Return each line of the material verbatim.
......
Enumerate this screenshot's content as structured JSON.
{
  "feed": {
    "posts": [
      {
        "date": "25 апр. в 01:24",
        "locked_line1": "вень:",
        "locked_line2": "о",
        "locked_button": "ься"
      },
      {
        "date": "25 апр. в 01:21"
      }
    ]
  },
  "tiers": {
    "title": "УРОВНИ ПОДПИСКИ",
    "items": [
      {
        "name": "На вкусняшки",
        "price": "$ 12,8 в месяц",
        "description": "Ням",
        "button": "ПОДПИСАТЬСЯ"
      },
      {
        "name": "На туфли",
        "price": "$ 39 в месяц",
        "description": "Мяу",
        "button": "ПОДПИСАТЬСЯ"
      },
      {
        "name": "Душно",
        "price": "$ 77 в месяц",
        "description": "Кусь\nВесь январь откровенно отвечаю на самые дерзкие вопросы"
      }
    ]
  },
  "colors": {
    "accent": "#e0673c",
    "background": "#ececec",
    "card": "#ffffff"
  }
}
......
Solution to this problem:
Enumerate this screenshot's content as structured JSON.
{
  "feed": {
    "posts": [
      {
        "date": "25 апр. в 01:24",
        "locked_line1": "вень:",
        "locked_line2": "о",
        "locked_button": "ься"
      },
      {
        "date": "25 апр. в 01:21"
      }
    ]
  },
  "tiers": {
    "title": "УРОВНИ ПОДПИСКИ",
    "items": [
      {
        "name": "На вкусняшки",
        "price": "$ 12,8 в месяц",
        "description": "Ням",
        "button": "ПОДПИСАТЬСЯ"
      },
      {
        "name": "На туфли",
        "price": "$ 39 в месяц",
        "description": "Мяу",
        "button": "ПОДПИСАТЬСЯ"
      },
      {
        "name": "Душно",
        "price": "$ 77 в месяц",
        "description": "Кусь\nВесь январь откровенно отвечаю на самые дерзкие вопросы"
      }
    ]
  },
  "colors": {
    "accent": "#e0673c",
    "background": "#ececec",
    "card": "#ffffff"
  }
}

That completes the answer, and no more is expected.